### What to work on
The required output is all lines below that contain the word "label".

### Material for this task
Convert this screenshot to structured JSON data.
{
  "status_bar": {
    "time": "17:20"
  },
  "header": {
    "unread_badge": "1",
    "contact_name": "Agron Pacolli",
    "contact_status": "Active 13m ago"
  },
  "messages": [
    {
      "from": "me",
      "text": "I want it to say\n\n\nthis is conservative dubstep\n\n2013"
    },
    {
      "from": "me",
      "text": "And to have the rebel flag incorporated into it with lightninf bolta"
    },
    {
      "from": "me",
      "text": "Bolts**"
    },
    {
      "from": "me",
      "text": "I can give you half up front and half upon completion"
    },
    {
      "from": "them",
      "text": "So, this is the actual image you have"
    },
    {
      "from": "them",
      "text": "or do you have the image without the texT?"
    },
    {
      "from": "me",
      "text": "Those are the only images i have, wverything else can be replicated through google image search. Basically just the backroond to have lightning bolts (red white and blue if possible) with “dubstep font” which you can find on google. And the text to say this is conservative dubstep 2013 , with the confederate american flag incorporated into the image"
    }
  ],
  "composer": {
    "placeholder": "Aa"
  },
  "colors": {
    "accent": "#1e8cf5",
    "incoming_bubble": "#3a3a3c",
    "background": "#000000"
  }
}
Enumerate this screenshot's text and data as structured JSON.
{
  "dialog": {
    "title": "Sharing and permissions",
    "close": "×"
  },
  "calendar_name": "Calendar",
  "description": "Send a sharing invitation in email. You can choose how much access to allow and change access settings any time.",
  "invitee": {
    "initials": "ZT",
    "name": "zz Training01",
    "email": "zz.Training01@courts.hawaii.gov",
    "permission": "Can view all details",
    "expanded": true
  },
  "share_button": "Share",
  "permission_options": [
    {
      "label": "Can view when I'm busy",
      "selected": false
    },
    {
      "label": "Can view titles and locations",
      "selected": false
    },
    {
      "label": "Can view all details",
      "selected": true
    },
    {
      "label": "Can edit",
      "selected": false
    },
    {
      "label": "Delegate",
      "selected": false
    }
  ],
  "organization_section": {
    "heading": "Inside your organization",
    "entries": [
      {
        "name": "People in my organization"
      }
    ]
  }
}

### Exercise output
      "label": "Can view when I'm busy",
      "label": "Can view titles and locations",
      "label": "Can view all details",
      "label": "Can edit",
      "label": "Delegate",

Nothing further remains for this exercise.